Mogao Caves, China

Mogao Caves are open to the public since 1980 (only forty caves are open to the public, rolling , ten permanent) form a system of 492 Buddhist temples near Dunhuang in Gansu Province in China, margin Gobi Desert. These temples were developed in 492 caves carved into the rock face by monks from the fourth century. The first caves were not larger than coffins. Monastic communities began to quickly drill larger cavities for acts of public devotion , and to adorn the shrines of Buddha effigies . This is the first caves that the name comes from the caves of the thousand Buddhas, or Caves Dunhuang . Some of these caves are home to statues of Buddha very large . Buddhist monks placed tens of thousands of manuscripts and paintings in a small room adjacent to one of the caves.

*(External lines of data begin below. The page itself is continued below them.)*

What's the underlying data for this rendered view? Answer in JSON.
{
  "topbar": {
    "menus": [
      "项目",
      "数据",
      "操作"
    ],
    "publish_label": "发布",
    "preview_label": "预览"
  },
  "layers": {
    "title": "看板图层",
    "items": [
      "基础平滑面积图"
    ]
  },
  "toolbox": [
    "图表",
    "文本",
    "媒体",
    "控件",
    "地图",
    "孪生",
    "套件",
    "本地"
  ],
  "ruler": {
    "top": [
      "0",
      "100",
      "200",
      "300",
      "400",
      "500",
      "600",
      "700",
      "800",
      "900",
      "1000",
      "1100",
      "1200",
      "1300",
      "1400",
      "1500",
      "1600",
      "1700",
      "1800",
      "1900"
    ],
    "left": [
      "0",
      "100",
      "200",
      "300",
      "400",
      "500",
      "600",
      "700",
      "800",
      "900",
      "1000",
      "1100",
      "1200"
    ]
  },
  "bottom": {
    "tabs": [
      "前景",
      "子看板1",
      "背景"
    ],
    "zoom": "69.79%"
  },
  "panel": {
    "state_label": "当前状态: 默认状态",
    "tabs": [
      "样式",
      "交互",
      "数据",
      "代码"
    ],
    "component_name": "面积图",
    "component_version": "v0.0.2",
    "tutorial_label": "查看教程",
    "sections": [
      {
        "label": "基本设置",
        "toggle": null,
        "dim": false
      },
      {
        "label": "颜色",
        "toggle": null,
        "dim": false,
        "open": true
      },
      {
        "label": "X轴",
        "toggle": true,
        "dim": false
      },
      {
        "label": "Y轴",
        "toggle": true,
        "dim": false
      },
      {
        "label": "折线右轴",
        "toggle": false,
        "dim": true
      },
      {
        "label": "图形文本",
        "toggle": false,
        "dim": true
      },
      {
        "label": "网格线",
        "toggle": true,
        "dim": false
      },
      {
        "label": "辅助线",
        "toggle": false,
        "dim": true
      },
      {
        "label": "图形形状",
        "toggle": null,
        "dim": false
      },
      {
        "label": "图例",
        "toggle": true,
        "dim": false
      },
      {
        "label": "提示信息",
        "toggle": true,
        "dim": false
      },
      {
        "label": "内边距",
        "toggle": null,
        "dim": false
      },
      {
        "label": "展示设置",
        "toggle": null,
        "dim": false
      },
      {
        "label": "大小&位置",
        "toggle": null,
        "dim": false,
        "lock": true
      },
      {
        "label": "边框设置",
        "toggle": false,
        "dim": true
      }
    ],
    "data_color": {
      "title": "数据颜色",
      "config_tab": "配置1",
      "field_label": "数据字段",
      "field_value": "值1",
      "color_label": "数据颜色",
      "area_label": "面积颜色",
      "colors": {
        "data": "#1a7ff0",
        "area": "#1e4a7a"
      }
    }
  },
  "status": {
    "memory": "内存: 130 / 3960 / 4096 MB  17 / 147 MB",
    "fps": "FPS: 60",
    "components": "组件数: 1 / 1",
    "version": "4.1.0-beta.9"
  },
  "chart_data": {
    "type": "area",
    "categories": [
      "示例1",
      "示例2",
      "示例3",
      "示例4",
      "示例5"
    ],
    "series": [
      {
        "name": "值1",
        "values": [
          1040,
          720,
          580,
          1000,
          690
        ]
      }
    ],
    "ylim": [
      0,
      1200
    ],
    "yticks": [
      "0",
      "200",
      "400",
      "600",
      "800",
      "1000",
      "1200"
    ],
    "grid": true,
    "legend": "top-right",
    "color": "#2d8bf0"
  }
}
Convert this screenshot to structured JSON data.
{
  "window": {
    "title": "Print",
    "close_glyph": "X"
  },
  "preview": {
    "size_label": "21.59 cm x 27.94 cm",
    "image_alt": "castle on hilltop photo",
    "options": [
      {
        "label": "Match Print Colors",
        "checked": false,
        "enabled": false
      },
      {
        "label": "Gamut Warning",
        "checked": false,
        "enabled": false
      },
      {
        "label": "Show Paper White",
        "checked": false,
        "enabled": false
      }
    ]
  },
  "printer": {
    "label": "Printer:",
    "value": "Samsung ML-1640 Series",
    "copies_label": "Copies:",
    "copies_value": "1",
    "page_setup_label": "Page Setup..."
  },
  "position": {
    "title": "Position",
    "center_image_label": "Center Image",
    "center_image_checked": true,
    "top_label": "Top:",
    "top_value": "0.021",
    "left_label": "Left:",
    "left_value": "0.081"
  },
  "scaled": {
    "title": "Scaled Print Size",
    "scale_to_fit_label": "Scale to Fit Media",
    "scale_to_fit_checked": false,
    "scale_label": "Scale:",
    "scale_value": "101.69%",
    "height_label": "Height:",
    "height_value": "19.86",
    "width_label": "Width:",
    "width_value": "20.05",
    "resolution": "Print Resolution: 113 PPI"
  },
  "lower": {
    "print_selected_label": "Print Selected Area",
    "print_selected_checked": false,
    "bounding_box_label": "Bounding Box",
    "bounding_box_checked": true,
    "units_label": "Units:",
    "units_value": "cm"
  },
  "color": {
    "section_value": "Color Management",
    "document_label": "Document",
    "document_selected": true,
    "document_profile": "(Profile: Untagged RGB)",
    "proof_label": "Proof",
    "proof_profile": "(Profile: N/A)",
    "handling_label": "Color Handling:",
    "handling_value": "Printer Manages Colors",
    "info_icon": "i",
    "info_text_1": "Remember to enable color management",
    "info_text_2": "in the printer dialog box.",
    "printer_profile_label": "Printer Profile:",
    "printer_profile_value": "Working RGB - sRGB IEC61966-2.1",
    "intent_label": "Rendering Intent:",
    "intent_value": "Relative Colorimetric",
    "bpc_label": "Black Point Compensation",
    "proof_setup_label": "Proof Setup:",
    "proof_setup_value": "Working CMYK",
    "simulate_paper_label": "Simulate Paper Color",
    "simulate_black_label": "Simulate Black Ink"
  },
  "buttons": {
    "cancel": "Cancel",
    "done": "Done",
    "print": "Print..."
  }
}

These caves were places of worship of great importance on the Silk Road . Their achievement was spread over a long period IV to XIV century , with a peak in the Tang Dynasty, between the seventh and tenth century . It is also in this period that the most beautiful caves .

In 1900, a small walled cave was discovered accidentally , it proved to contain tens of thousands of documents, statues and other objects , often older than 1000 years. Much of these cultural treasures were bought by western explorers, in particular Sir Aurel Stein and Paul Pelliot .